Combining these technologies with new ways of doing business like performance-based contracts can actually offer a way for plants to essentially pay for lubrication-enabled reliability in the form of a service solution.
Because this also removes the need for extensive storage and handling of incoming oil, the associated savings in time, materials and labor can be significant. The best option for your plant depends on how much oil you use, and other cost/benefit factors related to your own oil cleanliness and reliability targets, But innovators in this area will find significant savings under the right conditions.
Overgreasing is another major area where simple changes could have large impact on reducing cost and increasing reliability.
It’s really amazing to walk through a plant with fresh eyes, free from tunnel vision, and really see which lubrication practices are costing the plant huge losses and adding no value. Overgreasing is a big problem in most facilities, but have you ever considered the real cost? I always ask clients to take me to one of their most critical machines in the plant. I’ll then query the lube technician on lubrication practices, such as how much, how often and what type. Take, for example, one plant’s most critical machine, which has no redundancy. If this machine fails, the plant must halt all production until the machine gets fixed. This is not an overly complex machine, and the critical components are two fairly large bearings with a rotational speed of approximately 600 rpm. I collected lubricant type and the current volume and frequency of relubrication.
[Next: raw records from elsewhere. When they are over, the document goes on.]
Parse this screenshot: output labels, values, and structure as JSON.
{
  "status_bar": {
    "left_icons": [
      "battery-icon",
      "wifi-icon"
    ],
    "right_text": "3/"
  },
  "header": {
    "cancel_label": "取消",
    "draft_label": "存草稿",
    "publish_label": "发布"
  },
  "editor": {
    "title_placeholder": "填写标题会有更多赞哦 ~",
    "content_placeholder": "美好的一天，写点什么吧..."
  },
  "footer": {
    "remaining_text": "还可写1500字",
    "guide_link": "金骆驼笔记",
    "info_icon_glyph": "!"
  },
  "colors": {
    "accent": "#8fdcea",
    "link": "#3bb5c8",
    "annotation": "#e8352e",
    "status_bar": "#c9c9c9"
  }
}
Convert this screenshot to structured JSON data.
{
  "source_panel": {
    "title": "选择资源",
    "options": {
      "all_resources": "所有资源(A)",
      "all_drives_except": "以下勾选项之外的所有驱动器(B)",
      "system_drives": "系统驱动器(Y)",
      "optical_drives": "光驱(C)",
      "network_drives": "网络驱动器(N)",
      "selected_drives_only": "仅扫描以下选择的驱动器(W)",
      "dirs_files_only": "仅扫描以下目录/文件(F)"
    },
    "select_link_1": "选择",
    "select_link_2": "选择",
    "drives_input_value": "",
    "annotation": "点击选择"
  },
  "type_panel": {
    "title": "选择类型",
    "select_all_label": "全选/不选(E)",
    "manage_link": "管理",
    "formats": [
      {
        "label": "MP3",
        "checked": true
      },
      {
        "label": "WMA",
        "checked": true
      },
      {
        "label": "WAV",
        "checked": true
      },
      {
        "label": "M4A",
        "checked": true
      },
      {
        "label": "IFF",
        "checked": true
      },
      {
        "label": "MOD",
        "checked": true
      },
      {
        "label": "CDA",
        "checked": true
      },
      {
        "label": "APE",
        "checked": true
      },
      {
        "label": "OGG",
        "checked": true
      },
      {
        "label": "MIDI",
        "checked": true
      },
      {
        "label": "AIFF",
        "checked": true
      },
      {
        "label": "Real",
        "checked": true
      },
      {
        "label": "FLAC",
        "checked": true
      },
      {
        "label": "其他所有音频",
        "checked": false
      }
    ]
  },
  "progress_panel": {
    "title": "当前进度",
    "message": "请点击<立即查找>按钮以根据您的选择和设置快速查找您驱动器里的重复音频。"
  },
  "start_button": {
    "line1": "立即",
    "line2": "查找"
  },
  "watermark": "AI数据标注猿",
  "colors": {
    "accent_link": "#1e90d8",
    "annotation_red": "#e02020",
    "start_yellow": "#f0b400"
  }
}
I then compared this to the calculated values and illustrated the difference. (Figure 3).
The numbers speak for themselves. The difference on an annual basis is $942.03 (Figure 4).
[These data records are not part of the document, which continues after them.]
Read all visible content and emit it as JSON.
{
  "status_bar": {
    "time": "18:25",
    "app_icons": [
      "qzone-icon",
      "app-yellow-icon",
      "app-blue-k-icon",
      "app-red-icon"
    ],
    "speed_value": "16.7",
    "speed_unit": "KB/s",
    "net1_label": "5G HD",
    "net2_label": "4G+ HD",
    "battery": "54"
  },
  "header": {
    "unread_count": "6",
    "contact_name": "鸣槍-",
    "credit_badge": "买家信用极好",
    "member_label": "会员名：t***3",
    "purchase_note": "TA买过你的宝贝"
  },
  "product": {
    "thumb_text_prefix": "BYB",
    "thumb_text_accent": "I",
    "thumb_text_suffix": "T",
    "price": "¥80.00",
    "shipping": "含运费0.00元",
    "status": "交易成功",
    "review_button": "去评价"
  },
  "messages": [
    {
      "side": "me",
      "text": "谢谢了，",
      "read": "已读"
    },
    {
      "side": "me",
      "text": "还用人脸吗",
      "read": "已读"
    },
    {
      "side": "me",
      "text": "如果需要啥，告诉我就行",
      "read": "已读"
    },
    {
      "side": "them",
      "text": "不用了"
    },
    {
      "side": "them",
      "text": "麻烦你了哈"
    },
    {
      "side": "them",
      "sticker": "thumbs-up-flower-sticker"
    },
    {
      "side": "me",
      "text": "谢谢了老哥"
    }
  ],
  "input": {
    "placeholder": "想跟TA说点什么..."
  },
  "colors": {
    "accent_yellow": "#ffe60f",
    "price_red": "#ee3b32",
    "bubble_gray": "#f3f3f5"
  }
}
Perhaps the biggest apparent benefit to adopting the calculated volumes is the savings in time for the lube tech. In this single example, the tech stands to save almost eight hours per year from just this one machine, which he can redirect to more value-added activities such as oil sampling, top-ups, inspections, using a filter cart for periodic decontamination, and others. Also, the not-so-apparent benefit here is the improved reliability of the machine through calculated lubrication. This is more quantified over time with extended machine life.
With a few simple examples and very real numbers to back them up, it is clear that significant savings are possible. Whether your plant could benefit from better lubrication practices or even a radically different “Oil as a Service” model, keep in mind that no account has been made for improved equipment reliability or reduced downtime costs. For most plants, that is likely the most significant savings of all.
For the example plant in this article, these two specific activities: oil changes and overgreasing, account for a loss of almost $300,000 over five years. This is almost three times the cost of implementing a well-designed lubrication program.
Remember, if you need help understanding your facility’s cost improvement opportunities when it comes to lubrication, world-class Noria experts are always available.